Purpose: To educate nurses and nurse practitioners regarding the risks, signs, treatment, and care related to congenital CMV.

Methods/Search Strategies: PubMed was searched to obtain English language publications from 2005 to 2015 for studies examining the current knowledge base of congenital cytomegalovirus, sequelae, and subsequent treatment using key terms “cytomegalovirus” combined with “congenital.” A total of 18 articles were retained for analysis.

Findings/Results: Overall, the greatest risk reduction strategy for CMV transmission is education of pregnant women. In the neonate at risk for congenital CMV, early identification, antiviral treatment, and care coordination are pivotal to maximizing outcomes.

Implications for Practice: Increasing understanding of congenital CMV, modes of transmission, signs of infection, and intervention strategies as well as its impact on development are essential to maximizing outcomes.

Implications for Research: The need for research exists in the area of valganciclovir's impact on sensorineural hearing loss as well as potential vaccines to protect against CMV transmission. Research is also being conducted in the area of passive immunity via administration of CMV-specific hyperimmune globulin therapy to pregnant women diagnosed with a primary CMV infection.

Regis University, Denver, Colorado; Children's Hospital Colorado, Denver, Colorado; and Poudre Valley Hospital, Fort Collins, Colorado.

Correspondence: Erin Mestas MSN, NNP-BC, CLC, Regis University, 3333 Regis Blvd, Denver, CO 80221 (ek_mestas@yahoo.com).

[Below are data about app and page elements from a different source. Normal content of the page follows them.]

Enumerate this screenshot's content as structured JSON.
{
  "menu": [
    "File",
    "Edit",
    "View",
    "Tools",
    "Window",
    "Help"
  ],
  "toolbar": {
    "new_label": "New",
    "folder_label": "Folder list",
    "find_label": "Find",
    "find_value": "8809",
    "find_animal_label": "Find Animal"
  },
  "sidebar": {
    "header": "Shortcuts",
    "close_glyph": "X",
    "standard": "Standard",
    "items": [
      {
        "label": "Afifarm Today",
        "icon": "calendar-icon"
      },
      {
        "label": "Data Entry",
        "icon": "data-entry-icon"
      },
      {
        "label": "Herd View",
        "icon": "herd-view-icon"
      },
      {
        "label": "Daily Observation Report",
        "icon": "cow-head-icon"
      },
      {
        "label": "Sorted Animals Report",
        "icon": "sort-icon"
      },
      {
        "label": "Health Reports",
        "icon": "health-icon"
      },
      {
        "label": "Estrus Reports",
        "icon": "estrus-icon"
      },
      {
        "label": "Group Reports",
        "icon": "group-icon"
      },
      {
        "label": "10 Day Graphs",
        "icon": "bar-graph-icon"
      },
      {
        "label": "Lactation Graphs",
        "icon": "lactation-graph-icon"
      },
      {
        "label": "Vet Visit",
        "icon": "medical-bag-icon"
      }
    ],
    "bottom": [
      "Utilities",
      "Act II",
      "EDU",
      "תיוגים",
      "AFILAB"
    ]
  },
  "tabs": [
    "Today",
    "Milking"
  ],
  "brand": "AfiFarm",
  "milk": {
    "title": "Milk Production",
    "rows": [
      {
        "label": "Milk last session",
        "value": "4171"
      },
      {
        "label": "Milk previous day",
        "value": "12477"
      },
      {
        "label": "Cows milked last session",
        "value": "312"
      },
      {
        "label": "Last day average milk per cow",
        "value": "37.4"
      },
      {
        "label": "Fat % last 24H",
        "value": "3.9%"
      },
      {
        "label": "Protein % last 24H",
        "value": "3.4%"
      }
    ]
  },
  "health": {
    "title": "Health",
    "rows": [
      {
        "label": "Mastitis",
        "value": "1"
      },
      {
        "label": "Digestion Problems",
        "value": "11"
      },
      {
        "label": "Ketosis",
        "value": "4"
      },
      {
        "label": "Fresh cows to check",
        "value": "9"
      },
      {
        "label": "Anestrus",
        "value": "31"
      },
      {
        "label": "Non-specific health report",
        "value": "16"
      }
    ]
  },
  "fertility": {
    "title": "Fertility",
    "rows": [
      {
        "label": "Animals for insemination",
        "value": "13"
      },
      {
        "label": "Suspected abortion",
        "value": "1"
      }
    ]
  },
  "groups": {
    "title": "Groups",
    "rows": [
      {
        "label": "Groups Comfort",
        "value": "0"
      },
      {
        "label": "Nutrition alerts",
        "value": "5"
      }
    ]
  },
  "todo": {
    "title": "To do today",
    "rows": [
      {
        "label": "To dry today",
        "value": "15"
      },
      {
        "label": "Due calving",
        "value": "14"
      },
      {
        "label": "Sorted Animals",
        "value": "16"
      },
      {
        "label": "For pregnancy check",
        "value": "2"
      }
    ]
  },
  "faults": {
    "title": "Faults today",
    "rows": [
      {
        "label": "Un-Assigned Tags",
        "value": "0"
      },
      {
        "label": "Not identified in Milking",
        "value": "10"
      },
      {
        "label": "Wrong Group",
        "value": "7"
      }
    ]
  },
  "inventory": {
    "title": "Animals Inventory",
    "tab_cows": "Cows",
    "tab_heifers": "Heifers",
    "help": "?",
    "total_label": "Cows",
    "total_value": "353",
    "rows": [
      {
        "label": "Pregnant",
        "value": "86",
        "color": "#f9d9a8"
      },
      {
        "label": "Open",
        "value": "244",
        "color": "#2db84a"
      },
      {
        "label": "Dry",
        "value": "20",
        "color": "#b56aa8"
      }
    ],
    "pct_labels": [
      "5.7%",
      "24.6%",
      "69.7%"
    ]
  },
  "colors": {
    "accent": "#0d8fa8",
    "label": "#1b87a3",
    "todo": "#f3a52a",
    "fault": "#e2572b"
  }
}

There are no conflicts of interest and no sources of funding for this article.

© 2016 by The National Association of Neonatal Nurses